Iraq is the new dream team

Dan Wetzel

ATHENS, Greece – Could they actually win this thing?

Could the Iraqi soccer players, whose stadium was damaged beyond use during the war, who due to the impossible logistics of occupation trained together only one week prior to the Olympics, who represent a war-torn country that hasn't medaled in anything in 44 years, win it all, go for the gold?

Could they wind up in Olympic Stadium at month's end and have the Iraqi national anthem ring through Athens, echo around the globe and cap what would be one of the greatest sports stories ever told?

Could they?

"In sport," said Ahmed Al-Samarrai, the head of Iraq's Olympic committee, "anything is possible."

How is this: Iraq 2, Costa Rica 0; two games, two victories and a slot in the quarterfinals for a team that was supposed to make everyone happy by just being here?

You need a new "Dream Team" to root for? Well, here you go.

Years of suffering
They are best known for the torture they suffered under Saddam Hussein and his son, Uday – poor play resulted in imprisonment, caning and who knows what else. But now the Iraqis, free from the fear of failure, with destiny on their bench, and with an incomparable mental toughness, are playing as well with as any team in the Games.

"I believe we have a very strong team," said coach Adnan Hamad through a translator. "I believe we have a team that can reach perhaps further stages. The first victory (over powerhouse Portugal) certainly made a difference and certainly gave a boost to each player's performance."

Straight out of a war-torn country where violence, terrorism and rebel uprisings are a daily reality, the team now brings hope and happiness to a people who so need it.

"I can imagine they are shooting now in the air instead of shooting somebody," said Al-Samarrai of the scene back in Iraq. "It is really the right time for them. Cease fire, peaceful for a couple of hours as they are watching their football. Then celebration. Hopefully they will continue like that, not in the violence.

"The Iraqi people, they (missed) that happiness being under torture or dictatorship. They have been in wars with neighbors. Until now they are not settled 100 percent.

"This is a moment for them to be crazy."

Wild scene in the stands
If the reaction in Baghdad is anything like the bedlam that befell the south stands here at Karaiskaki Stadium on the outskirts of Athens, then crazy isn't a strong enough word. About 10,000 Iraqi fans came and never stopped dancing, chanting, singing or waving flags during the match.

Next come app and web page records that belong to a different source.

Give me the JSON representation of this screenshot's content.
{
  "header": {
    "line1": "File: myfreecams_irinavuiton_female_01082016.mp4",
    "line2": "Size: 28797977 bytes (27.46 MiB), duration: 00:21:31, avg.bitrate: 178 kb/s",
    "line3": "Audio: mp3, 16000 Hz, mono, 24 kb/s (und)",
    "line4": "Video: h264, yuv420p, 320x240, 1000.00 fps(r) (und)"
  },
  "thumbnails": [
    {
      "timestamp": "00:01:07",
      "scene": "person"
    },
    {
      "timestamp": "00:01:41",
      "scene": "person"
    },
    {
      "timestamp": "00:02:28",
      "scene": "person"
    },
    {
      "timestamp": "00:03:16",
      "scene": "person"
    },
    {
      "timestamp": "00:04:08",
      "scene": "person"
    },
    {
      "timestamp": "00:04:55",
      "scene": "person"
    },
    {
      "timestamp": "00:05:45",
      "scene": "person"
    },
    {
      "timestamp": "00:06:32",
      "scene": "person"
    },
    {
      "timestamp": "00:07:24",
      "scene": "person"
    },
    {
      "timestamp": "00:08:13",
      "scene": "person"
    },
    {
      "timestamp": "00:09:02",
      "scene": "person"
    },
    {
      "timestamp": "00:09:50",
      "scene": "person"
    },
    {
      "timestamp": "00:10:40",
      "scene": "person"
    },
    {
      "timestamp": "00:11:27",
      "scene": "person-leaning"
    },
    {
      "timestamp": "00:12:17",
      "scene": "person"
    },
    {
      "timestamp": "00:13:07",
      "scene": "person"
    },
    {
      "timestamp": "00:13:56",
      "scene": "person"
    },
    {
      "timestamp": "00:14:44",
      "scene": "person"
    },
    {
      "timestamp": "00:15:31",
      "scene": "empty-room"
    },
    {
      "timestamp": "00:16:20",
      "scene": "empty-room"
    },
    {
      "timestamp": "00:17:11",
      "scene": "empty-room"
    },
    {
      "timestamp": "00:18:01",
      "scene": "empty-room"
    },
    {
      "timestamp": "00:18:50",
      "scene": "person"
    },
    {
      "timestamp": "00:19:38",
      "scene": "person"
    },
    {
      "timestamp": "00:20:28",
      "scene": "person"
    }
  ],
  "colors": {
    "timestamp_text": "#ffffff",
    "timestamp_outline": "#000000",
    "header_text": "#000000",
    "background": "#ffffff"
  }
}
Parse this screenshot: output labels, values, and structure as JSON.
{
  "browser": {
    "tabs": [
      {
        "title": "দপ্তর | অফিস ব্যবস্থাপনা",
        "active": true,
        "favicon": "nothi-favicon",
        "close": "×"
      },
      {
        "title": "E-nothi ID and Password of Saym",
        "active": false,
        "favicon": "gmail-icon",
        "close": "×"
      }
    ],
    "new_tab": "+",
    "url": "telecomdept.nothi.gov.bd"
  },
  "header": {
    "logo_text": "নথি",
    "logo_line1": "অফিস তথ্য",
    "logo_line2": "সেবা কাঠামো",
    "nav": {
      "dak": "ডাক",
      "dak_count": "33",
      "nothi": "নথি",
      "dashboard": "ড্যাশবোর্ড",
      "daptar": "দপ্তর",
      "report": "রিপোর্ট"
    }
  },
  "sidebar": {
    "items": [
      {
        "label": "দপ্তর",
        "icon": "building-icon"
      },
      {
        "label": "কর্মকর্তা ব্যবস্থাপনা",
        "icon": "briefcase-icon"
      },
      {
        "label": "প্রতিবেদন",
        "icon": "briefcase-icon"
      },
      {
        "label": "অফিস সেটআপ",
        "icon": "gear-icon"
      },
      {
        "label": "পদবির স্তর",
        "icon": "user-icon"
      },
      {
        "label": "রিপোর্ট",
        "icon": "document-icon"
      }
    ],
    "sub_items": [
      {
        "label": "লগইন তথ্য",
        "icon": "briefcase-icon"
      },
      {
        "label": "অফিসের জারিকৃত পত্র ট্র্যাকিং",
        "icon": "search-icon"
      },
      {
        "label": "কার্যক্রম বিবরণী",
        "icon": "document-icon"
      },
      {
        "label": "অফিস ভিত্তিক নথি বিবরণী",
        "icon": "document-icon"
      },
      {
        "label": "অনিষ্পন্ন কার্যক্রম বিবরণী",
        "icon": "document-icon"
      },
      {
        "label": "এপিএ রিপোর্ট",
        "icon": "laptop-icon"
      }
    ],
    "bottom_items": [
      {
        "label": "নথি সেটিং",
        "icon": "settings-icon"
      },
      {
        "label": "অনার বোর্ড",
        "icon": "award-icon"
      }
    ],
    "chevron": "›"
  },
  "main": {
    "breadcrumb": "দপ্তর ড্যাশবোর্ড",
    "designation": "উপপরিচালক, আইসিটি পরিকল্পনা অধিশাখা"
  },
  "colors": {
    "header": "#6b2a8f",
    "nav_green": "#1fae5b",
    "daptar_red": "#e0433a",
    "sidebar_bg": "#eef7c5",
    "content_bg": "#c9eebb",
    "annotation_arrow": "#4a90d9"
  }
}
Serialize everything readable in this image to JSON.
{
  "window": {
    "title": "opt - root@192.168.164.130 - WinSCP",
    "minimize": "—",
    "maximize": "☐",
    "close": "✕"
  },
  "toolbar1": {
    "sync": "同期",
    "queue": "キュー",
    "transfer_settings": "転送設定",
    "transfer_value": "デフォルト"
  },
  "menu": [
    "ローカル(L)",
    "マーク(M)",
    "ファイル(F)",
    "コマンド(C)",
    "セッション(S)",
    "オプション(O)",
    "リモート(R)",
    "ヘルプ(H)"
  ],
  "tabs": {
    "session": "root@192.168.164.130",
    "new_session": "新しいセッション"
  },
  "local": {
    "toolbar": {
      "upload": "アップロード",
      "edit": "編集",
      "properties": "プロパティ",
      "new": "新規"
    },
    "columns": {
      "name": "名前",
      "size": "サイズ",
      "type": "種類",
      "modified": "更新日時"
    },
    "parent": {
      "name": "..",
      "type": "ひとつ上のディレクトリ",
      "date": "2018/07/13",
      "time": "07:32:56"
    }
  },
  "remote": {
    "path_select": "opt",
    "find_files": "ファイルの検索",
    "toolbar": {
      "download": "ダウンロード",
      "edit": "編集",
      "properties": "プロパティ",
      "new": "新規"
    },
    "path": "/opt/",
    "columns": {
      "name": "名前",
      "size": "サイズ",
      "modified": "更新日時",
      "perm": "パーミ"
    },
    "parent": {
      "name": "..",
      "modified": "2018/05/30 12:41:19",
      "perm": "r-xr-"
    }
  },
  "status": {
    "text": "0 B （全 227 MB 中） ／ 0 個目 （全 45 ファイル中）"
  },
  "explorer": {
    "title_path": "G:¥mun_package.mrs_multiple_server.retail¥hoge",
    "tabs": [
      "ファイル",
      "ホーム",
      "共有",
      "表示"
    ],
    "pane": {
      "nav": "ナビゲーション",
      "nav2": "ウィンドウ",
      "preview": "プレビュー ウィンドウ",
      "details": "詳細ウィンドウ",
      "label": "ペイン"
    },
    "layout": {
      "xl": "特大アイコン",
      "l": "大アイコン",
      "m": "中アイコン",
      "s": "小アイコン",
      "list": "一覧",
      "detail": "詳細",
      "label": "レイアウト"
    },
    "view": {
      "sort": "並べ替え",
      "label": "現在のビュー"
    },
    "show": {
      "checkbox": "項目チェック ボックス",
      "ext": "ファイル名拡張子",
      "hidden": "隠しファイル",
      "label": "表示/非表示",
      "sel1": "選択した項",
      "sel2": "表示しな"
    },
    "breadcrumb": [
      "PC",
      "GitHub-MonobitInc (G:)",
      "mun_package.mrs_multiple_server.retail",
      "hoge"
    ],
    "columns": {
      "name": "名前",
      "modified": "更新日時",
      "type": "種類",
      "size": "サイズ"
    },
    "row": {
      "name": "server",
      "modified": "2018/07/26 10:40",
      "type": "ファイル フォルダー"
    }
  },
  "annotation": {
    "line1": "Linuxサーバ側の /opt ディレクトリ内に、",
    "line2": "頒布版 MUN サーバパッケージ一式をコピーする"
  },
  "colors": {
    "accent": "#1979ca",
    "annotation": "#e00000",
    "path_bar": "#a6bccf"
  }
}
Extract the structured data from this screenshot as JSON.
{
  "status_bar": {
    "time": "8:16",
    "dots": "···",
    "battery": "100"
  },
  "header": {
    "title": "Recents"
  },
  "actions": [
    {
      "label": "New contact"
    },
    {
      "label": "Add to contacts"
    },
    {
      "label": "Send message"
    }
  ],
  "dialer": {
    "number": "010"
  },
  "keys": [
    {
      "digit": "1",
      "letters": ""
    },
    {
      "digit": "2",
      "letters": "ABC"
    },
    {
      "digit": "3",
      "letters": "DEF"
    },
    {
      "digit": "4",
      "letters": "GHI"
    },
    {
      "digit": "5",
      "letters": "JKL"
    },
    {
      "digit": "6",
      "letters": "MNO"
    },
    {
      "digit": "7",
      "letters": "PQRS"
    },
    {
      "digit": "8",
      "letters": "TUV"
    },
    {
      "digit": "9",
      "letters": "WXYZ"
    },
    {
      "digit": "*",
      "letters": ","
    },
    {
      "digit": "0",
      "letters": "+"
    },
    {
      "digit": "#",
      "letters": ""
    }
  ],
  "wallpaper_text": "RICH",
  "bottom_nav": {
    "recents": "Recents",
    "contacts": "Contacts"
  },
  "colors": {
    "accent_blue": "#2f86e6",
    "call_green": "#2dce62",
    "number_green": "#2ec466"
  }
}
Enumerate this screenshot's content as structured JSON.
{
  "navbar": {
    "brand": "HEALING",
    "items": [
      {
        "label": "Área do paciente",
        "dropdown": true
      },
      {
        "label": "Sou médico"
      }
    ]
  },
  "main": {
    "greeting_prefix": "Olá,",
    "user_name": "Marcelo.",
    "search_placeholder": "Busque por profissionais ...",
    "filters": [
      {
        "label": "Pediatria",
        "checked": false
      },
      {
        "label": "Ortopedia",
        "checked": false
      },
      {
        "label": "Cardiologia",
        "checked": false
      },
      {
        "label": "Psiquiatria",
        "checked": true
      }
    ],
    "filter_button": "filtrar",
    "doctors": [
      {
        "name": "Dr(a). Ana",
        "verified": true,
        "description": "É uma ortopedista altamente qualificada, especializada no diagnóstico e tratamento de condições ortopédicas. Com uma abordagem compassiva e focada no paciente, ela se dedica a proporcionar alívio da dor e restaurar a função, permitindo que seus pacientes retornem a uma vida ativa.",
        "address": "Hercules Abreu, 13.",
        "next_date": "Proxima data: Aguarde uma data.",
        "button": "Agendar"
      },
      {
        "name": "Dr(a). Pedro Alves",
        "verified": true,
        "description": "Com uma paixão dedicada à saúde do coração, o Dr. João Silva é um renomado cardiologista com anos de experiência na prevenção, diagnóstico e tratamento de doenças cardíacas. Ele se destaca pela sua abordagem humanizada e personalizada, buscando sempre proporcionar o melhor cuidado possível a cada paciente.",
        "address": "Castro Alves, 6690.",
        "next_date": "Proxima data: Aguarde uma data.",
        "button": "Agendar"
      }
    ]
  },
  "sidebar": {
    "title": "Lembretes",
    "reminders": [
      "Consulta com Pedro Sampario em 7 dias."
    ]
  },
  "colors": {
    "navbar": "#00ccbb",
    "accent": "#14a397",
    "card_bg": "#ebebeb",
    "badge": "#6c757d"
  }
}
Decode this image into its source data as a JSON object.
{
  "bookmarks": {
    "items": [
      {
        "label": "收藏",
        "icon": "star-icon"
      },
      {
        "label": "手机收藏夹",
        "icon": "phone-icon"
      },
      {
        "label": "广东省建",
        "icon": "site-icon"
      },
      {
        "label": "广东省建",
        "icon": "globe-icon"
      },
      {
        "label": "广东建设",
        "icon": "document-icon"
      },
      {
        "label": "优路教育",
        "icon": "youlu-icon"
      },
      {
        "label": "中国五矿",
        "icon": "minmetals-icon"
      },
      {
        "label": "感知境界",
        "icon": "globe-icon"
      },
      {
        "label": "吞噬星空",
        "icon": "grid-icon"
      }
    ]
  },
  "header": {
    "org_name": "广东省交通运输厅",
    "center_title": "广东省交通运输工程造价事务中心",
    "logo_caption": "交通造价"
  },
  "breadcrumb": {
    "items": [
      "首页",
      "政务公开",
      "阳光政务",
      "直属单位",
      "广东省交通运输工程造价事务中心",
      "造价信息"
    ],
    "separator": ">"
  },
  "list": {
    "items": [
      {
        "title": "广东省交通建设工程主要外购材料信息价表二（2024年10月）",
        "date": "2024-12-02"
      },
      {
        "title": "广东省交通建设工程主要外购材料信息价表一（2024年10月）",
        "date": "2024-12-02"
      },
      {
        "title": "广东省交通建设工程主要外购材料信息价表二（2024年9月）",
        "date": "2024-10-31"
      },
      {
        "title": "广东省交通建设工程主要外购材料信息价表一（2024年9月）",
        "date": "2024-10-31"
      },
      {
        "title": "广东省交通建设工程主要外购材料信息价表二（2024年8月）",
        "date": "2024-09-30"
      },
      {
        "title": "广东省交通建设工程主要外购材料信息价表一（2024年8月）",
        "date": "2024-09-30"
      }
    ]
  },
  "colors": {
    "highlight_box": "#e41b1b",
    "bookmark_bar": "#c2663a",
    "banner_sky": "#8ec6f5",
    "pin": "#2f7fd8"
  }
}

After each of the team's goals, a few dozen were so overjoyed that they ran onto the field to hug the players.

Perhaps no team has ever ridden the energy and emotion of its fans more. It can’t be understated.

"In each step they take, they are pushed with the pride of the Iraqi people," said Al-Samarrai.

Afterward, the team linked hands at midfield and in tribute ran toward the fans, who were by now singing their new favorite song: "By our souls and blood we are giving life to you, Iraq, Iraq, Iraq."

Eighteen months ago the final words were Saddam, Saddam, Saddam.

"No Saddam. Look at Iraq," said fan Hadi Shani of Mosul. "Look at Iraq! All we (needed) was a chance. Now you see."

Low-key coverage in the U.S.
The story is still somewhat of a secret in the United States, where NBC has paid terribly little attention to it and few media outlets have staffed games. But that will change. There could be no greater story to come out of these Olympics than the one the Iraqis are capable of writing.

This team isn't Cinderella; it is Cinderella's maid.

This is the Miracle on Ice, only vastly more improbable. This is a simple soccer team, defying all odds and all obstacles to tell the world there is more to its country than the misery that is flashed across CNN.

"We feel Iraq can do more," said Hamad. "It has incredible resources. It has the capability to do far more than you see now."

Hamad is the first to remind you that things are tough in Iraq right now, but boy doesn't this help. This team was first celebrated for just representing the country, then for giving it a shot of pride by besting Portugal in the opening game. That was supposed to be enough.

But now? Two games, two victories? Yes the world powers await, but a top seed in the Saturday's quarterfinals?

This is becoming bigger, grander.

Could they?

"The first game, Portugal, I don't believe it," said fan Hasson Mohammad of Baghdad. "I can't believe it. Now..."

He paused to consider it.

"Maybe. Maybe more."

Maybe all of it.